**Assigned task:**
Scan the listing for the word "title" and give the number of lines where it appears, with no other text.

**Given information:**

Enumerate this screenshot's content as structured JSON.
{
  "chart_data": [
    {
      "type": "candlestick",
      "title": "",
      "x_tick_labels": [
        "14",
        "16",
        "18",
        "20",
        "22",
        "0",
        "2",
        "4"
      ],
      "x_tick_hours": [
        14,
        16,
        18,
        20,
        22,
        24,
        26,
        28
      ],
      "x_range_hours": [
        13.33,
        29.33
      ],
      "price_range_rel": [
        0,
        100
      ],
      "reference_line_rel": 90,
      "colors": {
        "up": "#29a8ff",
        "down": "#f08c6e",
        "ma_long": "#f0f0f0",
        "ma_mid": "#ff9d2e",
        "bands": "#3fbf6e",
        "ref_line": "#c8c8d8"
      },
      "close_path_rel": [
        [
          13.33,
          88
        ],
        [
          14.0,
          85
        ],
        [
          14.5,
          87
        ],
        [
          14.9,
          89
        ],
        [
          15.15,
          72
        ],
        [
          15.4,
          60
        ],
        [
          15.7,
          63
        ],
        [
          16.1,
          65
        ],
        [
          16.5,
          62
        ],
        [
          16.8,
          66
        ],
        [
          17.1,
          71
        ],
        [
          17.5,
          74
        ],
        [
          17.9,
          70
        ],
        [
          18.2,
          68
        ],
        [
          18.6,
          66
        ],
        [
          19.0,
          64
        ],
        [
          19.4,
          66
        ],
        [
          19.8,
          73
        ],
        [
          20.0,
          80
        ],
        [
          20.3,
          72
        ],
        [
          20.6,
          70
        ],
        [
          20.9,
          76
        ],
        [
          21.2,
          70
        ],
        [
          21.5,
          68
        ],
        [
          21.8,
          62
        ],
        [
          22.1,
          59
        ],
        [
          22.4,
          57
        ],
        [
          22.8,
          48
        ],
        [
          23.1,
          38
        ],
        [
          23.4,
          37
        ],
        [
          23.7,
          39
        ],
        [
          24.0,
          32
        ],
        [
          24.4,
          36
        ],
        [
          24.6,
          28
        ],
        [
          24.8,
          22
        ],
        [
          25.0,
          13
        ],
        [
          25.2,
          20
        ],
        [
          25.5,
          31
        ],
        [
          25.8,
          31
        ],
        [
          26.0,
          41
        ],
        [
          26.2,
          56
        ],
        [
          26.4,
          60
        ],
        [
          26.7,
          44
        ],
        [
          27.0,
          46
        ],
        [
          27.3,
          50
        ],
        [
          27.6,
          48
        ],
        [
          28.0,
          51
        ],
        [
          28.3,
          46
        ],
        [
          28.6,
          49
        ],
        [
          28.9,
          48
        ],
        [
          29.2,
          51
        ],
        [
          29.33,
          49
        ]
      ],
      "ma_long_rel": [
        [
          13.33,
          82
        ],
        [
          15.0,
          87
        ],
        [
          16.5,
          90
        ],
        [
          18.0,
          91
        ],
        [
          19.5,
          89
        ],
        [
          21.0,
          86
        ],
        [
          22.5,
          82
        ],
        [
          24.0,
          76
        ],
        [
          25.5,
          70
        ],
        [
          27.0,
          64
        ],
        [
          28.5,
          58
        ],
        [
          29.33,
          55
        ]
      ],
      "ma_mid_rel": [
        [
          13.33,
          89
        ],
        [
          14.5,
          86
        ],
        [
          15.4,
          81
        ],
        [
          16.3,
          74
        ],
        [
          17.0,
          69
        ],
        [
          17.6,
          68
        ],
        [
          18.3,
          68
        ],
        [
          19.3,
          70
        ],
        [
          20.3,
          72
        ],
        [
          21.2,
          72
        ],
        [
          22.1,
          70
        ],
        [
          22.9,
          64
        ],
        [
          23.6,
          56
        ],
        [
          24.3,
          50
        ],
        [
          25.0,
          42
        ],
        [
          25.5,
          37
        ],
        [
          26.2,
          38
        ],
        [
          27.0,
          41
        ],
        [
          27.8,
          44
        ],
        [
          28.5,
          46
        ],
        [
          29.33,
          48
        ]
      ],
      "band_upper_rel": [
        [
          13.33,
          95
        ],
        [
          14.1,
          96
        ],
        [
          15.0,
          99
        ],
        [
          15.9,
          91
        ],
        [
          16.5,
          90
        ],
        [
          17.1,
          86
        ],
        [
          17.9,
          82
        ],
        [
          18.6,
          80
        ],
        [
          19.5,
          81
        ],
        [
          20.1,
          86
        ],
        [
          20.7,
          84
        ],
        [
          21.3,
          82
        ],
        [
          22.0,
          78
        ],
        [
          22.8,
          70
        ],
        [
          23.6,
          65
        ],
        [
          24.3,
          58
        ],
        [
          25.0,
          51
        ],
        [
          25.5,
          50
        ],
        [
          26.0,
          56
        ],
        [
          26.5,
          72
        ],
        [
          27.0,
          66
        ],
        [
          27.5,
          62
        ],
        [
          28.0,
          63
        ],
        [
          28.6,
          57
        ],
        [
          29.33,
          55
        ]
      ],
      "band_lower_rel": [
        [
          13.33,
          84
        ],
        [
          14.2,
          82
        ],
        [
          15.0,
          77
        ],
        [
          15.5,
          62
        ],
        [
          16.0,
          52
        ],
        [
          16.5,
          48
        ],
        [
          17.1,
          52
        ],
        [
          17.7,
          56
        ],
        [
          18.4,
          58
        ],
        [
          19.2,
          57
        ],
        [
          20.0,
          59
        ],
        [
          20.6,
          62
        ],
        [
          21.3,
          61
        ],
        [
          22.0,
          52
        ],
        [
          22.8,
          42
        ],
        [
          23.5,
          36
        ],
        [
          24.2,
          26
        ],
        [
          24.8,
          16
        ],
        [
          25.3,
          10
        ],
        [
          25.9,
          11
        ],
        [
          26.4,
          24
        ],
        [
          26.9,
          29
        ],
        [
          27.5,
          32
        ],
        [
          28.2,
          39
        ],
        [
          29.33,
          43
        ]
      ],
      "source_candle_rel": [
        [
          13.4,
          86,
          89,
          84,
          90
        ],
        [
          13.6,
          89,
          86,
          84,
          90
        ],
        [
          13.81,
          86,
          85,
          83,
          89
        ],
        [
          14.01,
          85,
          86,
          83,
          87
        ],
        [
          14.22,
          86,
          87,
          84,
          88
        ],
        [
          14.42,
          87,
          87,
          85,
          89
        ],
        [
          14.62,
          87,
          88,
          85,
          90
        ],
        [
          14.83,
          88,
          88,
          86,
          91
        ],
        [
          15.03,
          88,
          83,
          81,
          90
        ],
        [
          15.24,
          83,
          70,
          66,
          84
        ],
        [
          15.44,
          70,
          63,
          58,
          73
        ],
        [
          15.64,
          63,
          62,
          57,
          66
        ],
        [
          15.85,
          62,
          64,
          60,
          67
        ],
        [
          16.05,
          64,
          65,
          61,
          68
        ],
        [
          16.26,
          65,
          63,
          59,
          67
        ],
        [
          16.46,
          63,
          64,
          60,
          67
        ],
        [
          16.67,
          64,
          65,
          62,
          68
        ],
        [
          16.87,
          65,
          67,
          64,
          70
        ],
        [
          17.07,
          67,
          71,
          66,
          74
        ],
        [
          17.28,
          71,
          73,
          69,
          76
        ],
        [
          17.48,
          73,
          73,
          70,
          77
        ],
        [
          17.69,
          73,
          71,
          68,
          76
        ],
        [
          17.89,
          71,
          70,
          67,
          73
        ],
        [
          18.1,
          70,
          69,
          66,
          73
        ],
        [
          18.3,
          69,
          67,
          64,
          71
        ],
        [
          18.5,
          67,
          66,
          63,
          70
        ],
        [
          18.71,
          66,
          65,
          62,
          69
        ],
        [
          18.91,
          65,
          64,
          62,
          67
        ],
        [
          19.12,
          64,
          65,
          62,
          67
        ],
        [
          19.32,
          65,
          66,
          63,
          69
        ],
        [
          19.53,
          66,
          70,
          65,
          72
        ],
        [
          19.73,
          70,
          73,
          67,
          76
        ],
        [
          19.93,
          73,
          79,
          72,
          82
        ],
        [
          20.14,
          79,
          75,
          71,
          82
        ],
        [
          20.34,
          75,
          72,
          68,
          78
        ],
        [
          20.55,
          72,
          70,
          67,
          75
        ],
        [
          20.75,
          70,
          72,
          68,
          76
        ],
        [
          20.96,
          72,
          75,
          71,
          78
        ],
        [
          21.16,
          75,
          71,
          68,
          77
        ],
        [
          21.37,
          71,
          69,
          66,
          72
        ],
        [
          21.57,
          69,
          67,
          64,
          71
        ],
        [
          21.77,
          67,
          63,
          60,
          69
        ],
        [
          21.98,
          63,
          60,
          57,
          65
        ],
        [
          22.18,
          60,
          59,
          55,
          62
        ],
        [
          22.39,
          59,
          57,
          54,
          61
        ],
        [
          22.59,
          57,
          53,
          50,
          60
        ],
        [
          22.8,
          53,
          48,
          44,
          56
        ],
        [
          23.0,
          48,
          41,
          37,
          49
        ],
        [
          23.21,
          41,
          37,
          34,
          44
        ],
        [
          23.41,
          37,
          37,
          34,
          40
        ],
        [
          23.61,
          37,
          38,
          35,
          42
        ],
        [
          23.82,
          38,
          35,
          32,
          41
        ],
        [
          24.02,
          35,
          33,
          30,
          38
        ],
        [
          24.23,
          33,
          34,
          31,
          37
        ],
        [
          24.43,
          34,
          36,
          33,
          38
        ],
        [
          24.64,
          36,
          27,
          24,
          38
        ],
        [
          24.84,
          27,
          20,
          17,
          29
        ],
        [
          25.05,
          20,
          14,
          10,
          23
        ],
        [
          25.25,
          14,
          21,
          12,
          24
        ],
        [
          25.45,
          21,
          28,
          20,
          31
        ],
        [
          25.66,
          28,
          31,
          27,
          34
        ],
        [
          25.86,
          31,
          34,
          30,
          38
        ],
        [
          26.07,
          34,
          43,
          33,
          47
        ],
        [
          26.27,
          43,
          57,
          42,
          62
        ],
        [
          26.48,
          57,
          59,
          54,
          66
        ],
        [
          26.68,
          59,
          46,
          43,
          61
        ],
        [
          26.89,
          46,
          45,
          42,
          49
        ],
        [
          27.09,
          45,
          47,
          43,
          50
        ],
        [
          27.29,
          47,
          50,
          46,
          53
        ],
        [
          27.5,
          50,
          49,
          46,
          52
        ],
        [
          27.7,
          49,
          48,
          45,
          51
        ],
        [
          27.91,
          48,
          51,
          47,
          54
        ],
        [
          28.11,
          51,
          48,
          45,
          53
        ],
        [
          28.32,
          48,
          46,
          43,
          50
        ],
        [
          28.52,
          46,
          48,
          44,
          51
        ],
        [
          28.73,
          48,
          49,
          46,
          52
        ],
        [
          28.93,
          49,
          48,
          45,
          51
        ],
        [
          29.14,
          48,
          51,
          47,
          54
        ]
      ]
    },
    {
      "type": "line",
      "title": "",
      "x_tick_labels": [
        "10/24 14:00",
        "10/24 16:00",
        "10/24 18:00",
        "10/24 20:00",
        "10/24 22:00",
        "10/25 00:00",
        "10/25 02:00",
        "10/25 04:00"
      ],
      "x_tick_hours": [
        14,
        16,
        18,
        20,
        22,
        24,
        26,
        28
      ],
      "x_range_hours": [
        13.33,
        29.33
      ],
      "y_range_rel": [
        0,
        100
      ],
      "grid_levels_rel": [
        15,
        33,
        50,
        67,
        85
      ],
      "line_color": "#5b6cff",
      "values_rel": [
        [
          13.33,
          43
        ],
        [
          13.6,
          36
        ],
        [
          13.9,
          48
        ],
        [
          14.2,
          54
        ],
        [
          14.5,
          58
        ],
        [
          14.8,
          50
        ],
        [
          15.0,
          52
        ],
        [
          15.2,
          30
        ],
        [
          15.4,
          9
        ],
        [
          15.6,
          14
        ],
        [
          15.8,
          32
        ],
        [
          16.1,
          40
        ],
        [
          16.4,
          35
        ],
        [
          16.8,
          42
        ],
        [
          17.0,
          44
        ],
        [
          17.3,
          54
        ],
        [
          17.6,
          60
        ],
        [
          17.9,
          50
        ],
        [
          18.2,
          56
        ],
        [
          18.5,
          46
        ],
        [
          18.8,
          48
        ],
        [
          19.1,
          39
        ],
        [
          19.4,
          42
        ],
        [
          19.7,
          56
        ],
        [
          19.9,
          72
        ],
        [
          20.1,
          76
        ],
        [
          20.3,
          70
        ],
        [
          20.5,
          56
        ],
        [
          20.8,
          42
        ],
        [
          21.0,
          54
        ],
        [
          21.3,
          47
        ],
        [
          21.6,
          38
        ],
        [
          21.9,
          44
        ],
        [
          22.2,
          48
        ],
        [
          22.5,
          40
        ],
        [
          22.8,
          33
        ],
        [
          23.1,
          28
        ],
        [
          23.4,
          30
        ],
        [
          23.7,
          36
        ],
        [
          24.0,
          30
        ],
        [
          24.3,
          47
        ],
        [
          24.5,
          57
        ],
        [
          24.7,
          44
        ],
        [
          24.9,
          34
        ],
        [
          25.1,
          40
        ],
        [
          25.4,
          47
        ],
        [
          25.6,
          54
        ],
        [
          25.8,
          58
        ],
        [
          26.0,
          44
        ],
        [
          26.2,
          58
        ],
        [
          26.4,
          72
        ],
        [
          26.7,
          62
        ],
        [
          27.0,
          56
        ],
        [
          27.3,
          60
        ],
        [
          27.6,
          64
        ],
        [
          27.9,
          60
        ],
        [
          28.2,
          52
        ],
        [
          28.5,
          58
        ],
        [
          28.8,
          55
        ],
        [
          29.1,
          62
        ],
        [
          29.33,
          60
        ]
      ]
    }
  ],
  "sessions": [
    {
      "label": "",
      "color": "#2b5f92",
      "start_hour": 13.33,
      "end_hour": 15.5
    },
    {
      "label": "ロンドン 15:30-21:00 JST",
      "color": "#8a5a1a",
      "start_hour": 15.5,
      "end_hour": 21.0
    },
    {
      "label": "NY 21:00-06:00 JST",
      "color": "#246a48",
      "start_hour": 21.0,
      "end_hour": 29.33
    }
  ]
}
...
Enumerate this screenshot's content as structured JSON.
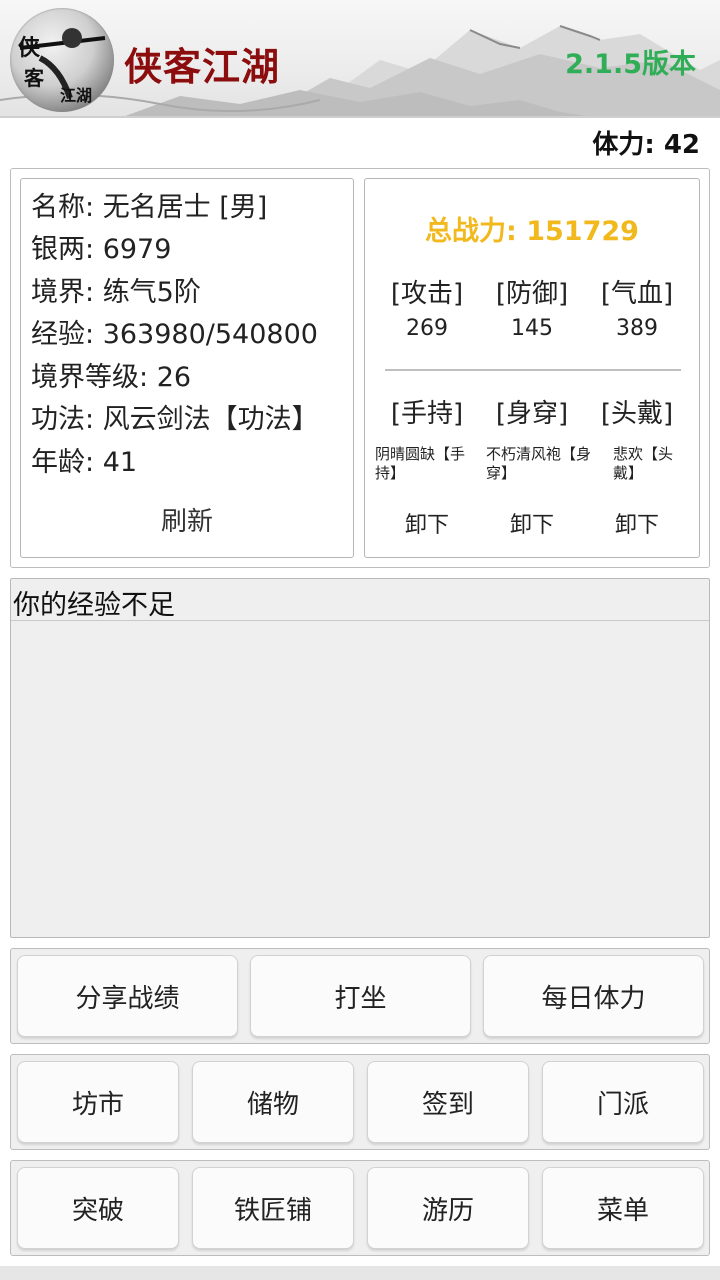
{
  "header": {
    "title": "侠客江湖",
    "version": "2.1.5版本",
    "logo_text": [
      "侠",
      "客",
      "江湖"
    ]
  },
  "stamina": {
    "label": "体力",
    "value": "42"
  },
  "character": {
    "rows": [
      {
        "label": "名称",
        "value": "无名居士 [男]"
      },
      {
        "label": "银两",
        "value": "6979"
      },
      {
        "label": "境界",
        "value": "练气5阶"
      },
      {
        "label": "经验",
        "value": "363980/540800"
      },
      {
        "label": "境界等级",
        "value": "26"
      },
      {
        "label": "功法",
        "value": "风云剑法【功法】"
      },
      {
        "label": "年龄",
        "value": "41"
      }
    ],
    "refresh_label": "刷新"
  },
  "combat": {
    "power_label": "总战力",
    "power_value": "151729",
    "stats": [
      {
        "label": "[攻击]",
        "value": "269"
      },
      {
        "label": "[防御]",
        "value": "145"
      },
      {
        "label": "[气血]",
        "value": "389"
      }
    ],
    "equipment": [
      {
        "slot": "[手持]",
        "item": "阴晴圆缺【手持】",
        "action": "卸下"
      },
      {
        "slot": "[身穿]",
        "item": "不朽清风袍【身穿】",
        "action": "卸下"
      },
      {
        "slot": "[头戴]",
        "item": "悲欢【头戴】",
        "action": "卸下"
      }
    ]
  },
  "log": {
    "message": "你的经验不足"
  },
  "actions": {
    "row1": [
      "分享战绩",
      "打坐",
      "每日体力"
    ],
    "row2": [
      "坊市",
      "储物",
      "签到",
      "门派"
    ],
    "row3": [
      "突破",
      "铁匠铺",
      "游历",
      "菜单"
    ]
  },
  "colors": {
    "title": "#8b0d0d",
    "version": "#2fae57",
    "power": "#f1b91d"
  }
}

**Task result:**
4